We have mentioned nineteenth-century art more than once in our approach to these paintings of 1350 BC, but here, unlikely as it may seem, there is a lesson to be learned from the twentieth century avant-garde. In the second decade of the century, Marcel Duchamp broke with a conventional practice of art making and developed the concept of the ‘ready-made’, which was of incalculable significance to the art of the later twentieth century.
The relevance of this to our present case is that Duchamp chose an existing object and nominated it as a work of art (thereby raising, almost at a stroke, various far-reaching questions about the nature of the work of art, the identity of the artist and the nature of the transaction involved when a spectator encounters a work of art that continue to resonate to this day) (Figure 27).

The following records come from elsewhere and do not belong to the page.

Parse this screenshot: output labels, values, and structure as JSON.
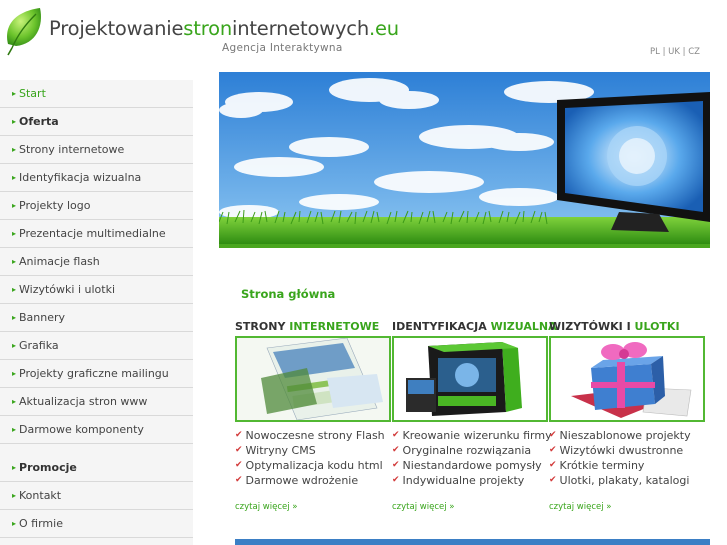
{
  "header": {
    "logo_part1": "Projektowanie",
    "logo_part2": "stron",
    "logo_part3": "internetowych",
    "logo_part4": ".eu",
    "slogan": "Agencja Interaktywna",
    "langs": [
      "PL",
      "UK",
      "CZ"
    ],
    "lang_sep": " | "
  },
  "sidebar": {
    "items": [
      {
        "label": "Start",
        "type": "active"
      },
      {
        "label": "Oferta",
        "type": "section"
      },
      {
        "label": "Strony internetowe",
        "type": "link"
      },
      {
        "label": "Identyfikacja wizualna",
        "type": "link"
      },
      {
        "label": "Projekty logo",
        "type": "link"
      },
      {
        "label": "Prezentacje multimedialne",
        "type": "link"
      },
      {
        "label": "Animacje flash",
        "type": "link"
      },
      {
        "label": "Wizytówki i ulotki",
        "type": "link"
      },
      {
        "label": "Bannery",
        "type": "link"
      },
      {
        "label": "Grafika",
        "type": "link"
      },
      {
        "label": "Projekty graficzne mailingu",
        "type": "link"
      },
      {
        "label": "Aktualizacja stron www",
        "type": "link"
      },
      {
        "label": "Darmowe komponenty",
        "type": "link"
      },
      {
        "label": "Promocje",
        "type": "section"
      },
      {
        "label": "Kontakt",
        "type": "link"
      },
      {
        "label": "O firmie",
        "type": "link"
      }
    ]
  },
  "main": {
    "title": "Strona główna",
    "columns": [
      {
        "head_a": "STRONY ",
        "head_b": "INTERNETOWE",
        "items": [
          "Nowoczesne strony Flash",
          "Witryny CMS",
          "Optymalizacja kodu html",
          "Darmowe wdrożenie"
        ],
        "more": "czytaj więcej »"
      },
      {
        "head_a": "IDENTYFIKACJA ",
        "head_b": "WIZUALNA",
        "items": [
          "Kreowanie wizerunku firmy",
          "Oryginalne rozwiązania",
          "Niestandardowe pomysły",
          "Indywidualne projekty"
        ],
        "more": "czytaj więcej »"
      },
      {
        "head_a": "WIZYTÓWKI I ",
        "head_b": "ULOTKI",
        "items": [
          "Nieszablonowe projekty",
          "Wizytówki dwustronne",
          "Krótkie terminy",
          "Ulotki, plakaty, katalogi"
        ],
        "more": "czytaj więcej »"
      }
    ]
  },
  "colors": {
    "accent_green": "#39a51c",
    "check_red": "#d23a3a",
    "sidebar_bg": "#f5f5f5"
  },
  "icons": {
    "logo": "leaf-icon",
    "bullet": "triangle-bullet-icon",
    "check": "checkmark-icon"
  }
}
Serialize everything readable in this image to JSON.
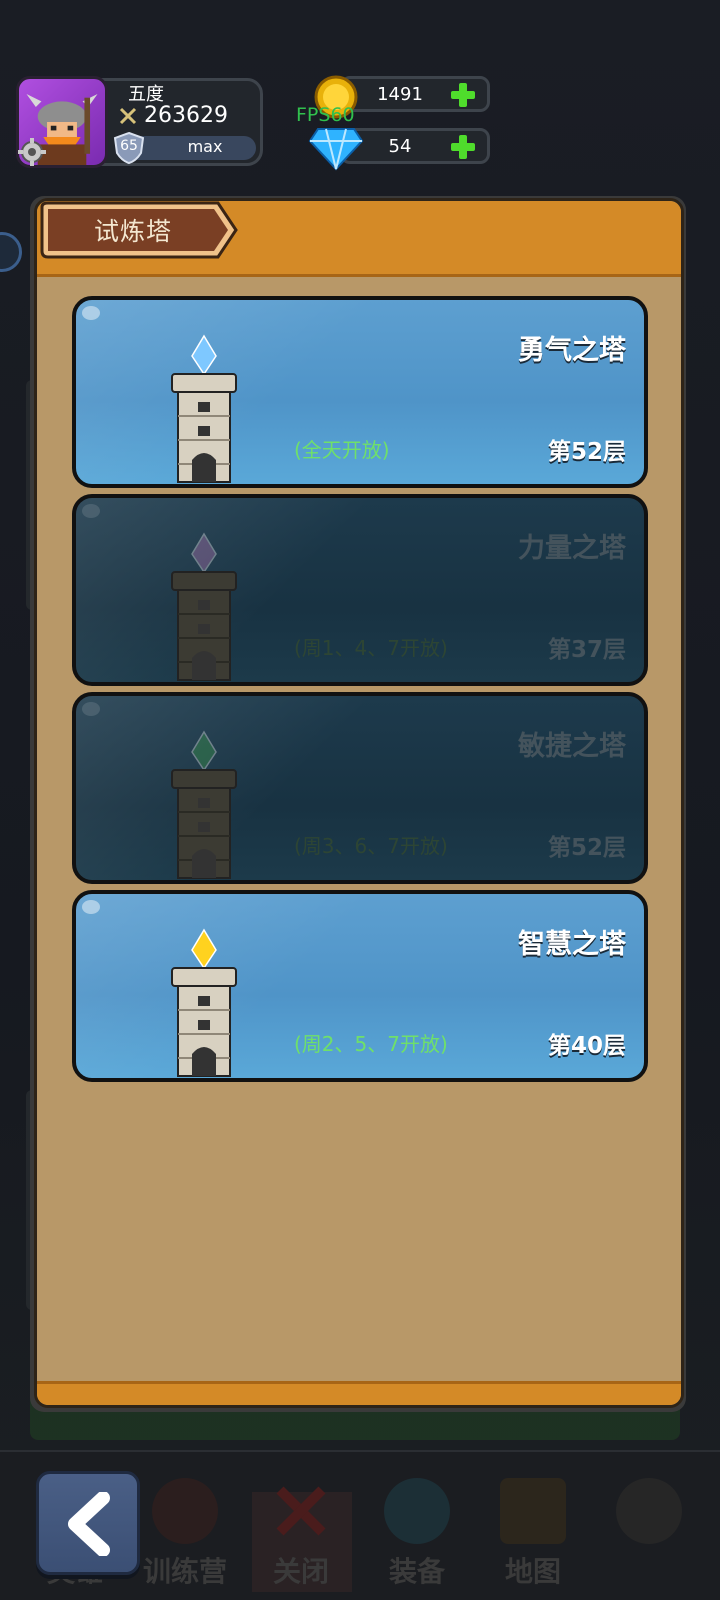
{
  "player": {
    "name": "五度",
    "power": "263629",
    "level": "65",
    "level_status": "max"
  },
  "resources": {
    "coins": "1491",
    "gems": "54",
    "fps": "FPS60"
  },
  "panel": {
    "title": "试炼塔"
  },
  "towers": [
    {
      "name": "勇气之塔",
      "schedule": "(全天开放)",
      "floor": "第52层",
      "open": true,
      "crystal_color": "#7ec8ff"
    },
    {
      "name": "力量之塔",
      "schedule": "(周1、4、7开放)",
      "floor": "第37层",
      "open": false,
      "crystal_color": "#c27dbf"
    },
    {
      "name": "敏捷之塔",
      "schedule": "(周3、6、7开放)",
      "floor": "第52层",
      "open": false,
      "crystal_color": "#3fa64a"
    },
    {
      "name": "智慧之塔",
      "schedule": "(周2、5、7开放)",
      "floor": "第40层",
      "open": true,
      "crystal_color": "#ffd21f"
    }
  ],
  "bottom_nav": {
    "items": [
      "英雄",
      "训练营",
      "关闭",
      "装备",
      "地图",
      ""
    ]
  },
  "icons": {
    "back": "chevron-left-icon",
    "settings": "gear-icon",
    "add": "plus-icon",
    "coin": "coin-icon",
    "gem": "diamond-icon"
  }
}
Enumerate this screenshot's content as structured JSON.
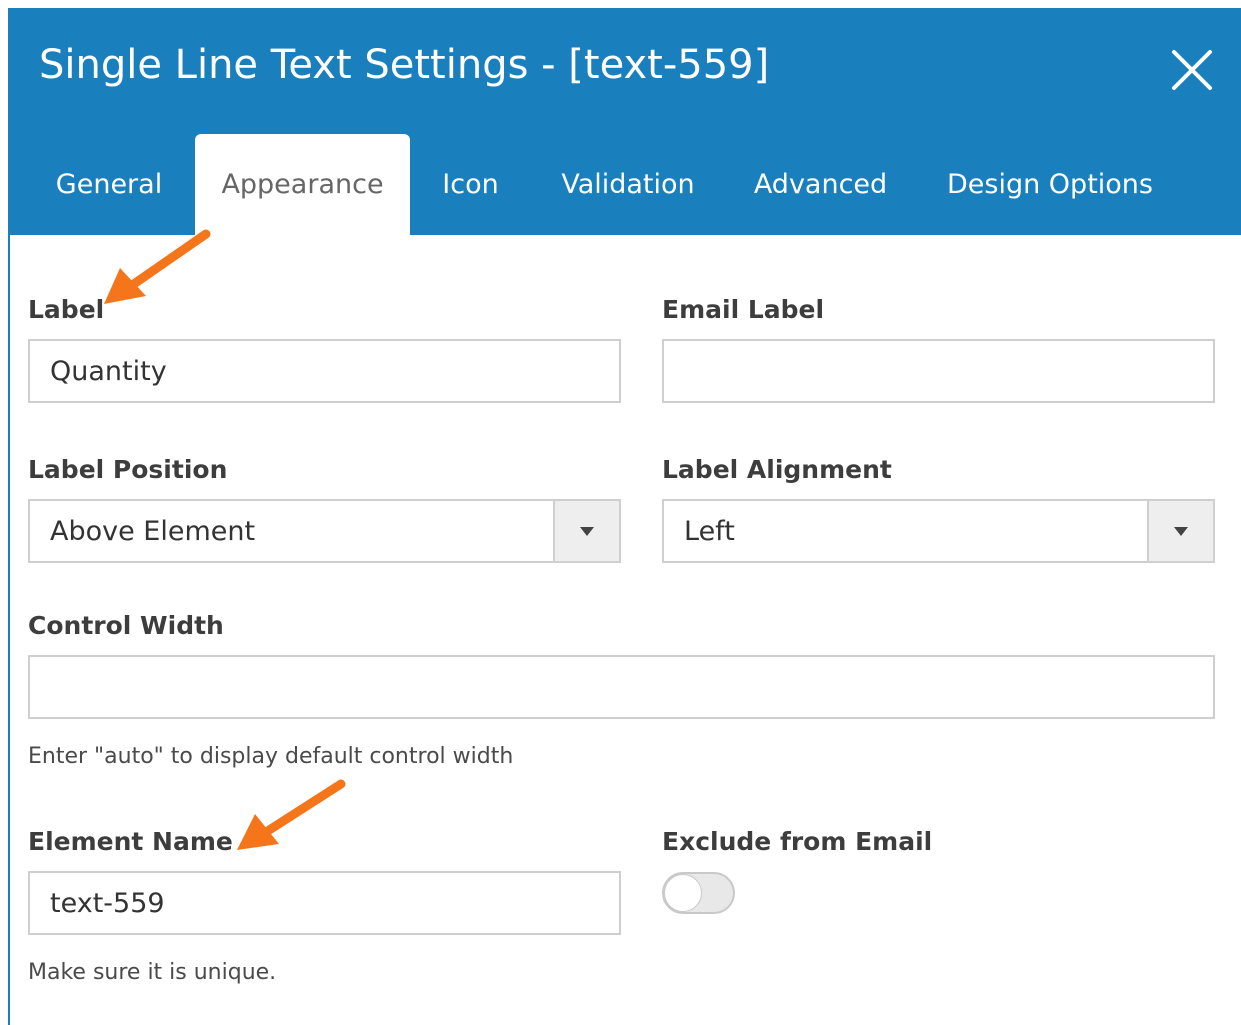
{
  "header": {
    "title": "Single Line Text Settings - [text-559]",
    "close_icon": "close-icon",
    "background_color": "#1a7fbd"
  },
  "tabs": [
    {
      "label": "General",
      "active": false
    },
    {
      "label": "Appearance",
      "active": true
    },
    {
      "label": "Icon",
      "active": false
    },
    {
      "label": "Validation",
      "active": false
    },
    {
      "label": "Advanced",
      "active": false
    },
    {
      "label": "Design Options",
      "active": false
    }
  ],
  "fields": {
    "label": {
      "label": "Label",
      "value": "Quantity"
    },
    "email_label": {
      "label": "Email Label",
      "value": ""
    },
    "label_position": {
      "label": "Label Position",
      "value": "Above Element"
    },
    "label_alignment": {
      "label": "Label Alignment",
      "value": "Left"
    },
    "control_width": {
      "label": "Control Width",
      "value": "",
      "help": "Enter \"auto\" to display default control width"
    },
    "element_name": {
      "label": "Element Name",
      "value": "text-559",
      "help": "Make sure it is unique."
    },
    "exclude_from_email": {
      "label": "Exclude from Email",
      "on": false
    }
  },
  "annotations": {
    "arrow_color": "#f5761a",
    "arrow_icon": "annotation-arrow-icon"
  }
}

Duchamp’s gesture had the effect of broadening the parameters of what could be regarded as constituting a cultural intervention. In effect, it demonstrates that to make a selection is to produce a new meaning. Duchamp was the first to recognise this, and grasp some of its implications for art. But similar kinds of selections, interpretations, misinterpretations, translations and so on have been the stuff of cultural encounters from time immemorial.
The act of making a selection also makes a new meaning.
When, in 1820, d’Athanasi and others like him took the decision to keep some parts of a painting and reject or destroy others, they were making decisions that involved a complex mixture of aesthetic and cultural criteria. Such an act is manifestly culturally relative, the work of a different ‘period eye’ from that which originally saw the pictures and derived meaning from them in the tomb-chapel in 1350 BC (Figure 28). (And by the same token, of course, different from our own, post-Duchampian, not to say post-Hollywood, ‘period eyes’.)
What has been kept, and what has been lost?
For the most part it is the large ‘out of scale’ figures that have gone, as well as other elements such as the decorative borders or compositional features such as symmetry (e.g. the left-hand figure in Hunting in the Marshes).